U.S.-China textile talks entered a second day Wednesday, with negotiators seeking to settle a dispute over American efforts to limit imports of low-cost Chinese sweaters, pants and T-shirts. Washington has already imposed temporary quotas limiting growth in imports of some Chinese textiles to 7.5 percent a year.
Chinese textile exports have soared since a worldwide quota system expired on Jan. 1. Washington has already imposed temporary quotas limiting growth in imports of some Chinese textiles to 7.5 percent a year, but U.S. clothing manufacturers want broader limits, the AP reports.
Beijing has complained that foreign quotas are damaging a Chinese industry that employs 19 million workers, many of them poor. It says developed countries like the United States should focus on high-tech, big-money goods like airplanes and not try to stymie Chinese production of low-cost items like socks and underwear.
The chief U.S. negotiator, David Spooner, said earlier that Washington had presented Beijing with a proposal to cover all items now protected by safeguard agreements plus any categories that might be affected in the future by Chinese imports.
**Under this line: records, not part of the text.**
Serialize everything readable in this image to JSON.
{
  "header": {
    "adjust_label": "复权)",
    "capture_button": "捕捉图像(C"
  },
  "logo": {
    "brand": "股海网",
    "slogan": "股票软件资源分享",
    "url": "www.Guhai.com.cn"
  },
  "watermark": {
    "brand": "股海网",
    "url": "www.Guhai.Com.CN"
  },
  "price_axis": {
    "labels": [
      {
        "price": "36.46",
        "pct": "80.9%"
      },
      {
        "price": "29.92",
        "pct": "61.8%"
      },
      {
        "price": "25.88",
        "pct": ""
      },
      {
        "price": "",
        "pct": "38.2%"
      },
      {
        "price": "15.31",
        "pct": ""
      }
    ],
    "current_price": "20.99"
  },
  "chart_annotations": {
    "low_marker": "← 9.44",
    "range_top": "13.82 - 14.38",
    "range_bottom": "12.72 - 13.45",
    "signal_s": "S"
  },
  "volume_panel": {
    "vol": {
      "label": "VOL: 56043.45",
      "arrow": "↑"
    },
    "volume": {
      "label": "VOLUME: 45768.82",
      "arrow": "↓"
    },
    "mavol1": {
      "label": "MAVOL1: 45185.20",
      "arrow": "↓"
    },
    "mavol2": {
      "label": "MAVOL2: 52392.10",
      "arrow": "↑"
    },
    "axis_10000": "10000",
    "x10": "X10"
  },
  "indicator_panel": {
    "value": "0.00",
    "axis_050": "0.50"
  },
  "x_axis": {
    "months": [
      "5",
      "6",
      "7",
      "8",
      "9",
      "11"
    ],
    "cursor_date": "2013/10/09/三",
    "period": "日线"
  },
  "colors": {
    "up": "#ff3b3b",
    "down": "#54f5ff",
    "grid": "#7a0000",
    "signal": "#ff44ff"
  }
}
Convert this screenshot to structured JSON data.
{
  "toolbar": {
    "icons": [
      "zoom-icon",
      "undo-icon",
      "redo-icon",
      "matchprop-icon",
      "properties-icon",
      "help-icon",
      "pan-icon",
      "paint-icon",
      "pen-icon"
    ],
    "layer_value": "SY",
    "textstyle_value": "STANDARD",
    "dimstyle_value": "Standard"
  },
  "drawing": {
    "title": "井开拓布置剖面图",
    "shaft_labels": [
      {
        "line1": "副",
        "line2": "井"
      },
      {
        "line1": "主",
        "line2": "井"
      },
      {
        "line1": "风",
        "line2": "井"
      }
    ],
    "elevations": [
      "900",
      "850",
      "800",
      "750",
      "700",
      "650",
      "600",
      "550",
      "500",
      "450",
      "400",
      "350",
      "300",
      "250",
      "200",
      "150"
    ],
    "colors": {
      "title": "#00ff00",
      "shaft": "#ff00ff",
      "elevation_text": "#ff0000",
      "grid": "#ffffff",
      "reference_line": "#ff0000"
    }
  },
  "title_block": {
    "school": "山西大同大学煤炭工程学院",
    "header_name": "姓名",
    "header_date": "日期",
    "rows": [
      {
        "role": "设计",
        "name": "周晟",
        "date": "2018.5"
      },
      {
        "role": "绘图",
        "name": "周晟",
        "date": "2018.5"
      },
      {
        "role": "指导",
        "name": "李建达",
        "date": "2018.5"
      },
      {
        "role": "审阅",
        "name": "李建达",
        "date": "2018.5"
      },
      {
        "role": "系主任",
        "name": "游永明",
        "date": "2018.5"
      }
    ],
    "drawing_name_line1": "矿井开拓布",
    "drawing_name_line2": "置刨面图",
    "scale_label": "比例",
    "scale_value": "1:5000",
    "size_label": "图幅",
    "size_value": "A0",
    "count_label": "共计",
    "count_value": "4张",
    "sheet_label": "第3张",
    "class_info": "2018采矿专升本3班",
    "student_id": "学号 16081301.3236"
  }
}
The American limits would last through 2008.
The dispute is politically sensitive at a time of soaring U.S. trade deficits with China, which last year hit US$162 billion (Ђ130 billion) an all-time record high with any country.